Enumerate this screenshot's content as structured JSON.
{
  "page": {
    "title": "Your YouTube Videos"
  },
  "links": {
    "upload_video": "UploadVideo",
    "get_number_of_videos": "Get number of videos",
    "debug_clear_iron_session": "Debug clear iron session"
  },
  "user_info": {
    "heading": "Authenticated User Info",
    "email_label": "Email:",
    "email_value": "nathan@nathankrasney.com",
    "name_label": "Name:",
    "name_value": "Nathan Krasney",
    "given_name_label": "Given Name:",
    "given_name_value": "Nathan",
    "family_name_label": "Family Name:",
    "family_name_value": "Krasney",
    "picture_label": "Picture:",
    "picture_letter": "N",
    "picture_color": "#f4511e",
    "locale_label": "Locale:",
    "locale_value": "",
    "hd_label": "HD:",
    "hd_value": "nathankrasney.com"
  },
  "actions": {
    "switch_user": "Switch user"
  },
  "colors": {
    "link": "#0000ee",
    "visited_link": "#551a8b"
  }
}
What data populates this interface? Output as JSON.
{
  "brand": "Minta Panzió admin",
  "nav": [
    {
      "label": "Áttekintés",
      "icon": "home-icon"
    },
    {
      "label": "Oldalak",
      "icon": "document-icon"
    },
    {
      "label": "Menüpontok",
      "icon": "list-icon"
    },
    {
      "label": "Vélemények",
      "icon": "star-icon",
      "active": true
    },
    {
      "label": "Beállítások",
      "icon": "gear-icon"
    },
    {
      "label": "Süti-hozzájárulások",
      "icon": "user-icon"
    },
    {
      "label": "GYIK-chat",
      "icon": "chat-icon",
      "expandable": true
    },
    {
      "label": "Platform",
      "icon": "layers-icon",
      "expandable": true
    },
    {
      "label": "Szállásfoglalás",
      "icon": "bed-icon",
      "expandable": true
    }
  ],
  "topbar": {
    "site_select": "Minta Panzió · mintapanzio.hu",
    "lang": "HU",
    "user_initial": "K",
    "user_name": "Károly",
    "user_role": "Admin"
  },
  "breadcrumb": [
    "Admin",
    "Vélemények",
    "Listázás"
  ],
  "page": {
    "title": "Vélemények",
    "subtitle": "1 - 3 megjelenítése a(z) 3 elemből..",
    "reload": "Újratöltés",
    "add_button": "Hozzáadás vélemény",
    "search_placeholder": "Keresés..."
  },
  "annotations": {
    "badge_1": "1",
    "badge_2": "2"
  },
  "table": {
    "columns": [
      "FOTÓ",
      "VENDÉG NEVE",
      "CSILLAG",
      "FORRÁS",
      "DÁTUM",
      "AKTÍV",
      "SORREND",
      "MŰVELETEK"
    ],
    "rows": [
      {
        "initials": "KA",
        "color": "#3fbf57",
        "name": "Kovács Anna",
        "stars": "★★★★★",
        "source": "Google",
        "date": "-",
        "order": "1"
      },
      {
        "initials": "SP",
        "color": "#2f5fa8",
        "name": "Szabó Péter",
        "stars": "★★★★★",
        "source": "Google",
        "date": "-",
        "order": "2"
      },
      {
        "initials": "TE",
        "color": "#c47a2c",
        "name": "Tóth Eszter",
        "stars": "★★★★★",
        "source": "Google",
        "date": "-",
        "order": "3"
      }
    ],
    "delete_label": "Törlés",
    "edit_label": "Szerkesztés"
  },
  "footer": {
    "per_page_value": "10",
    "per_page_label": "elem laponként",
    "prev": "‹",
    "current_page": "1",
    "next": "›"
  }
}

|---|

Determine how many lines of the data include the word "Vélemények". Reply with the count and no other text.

- _Output below_:
3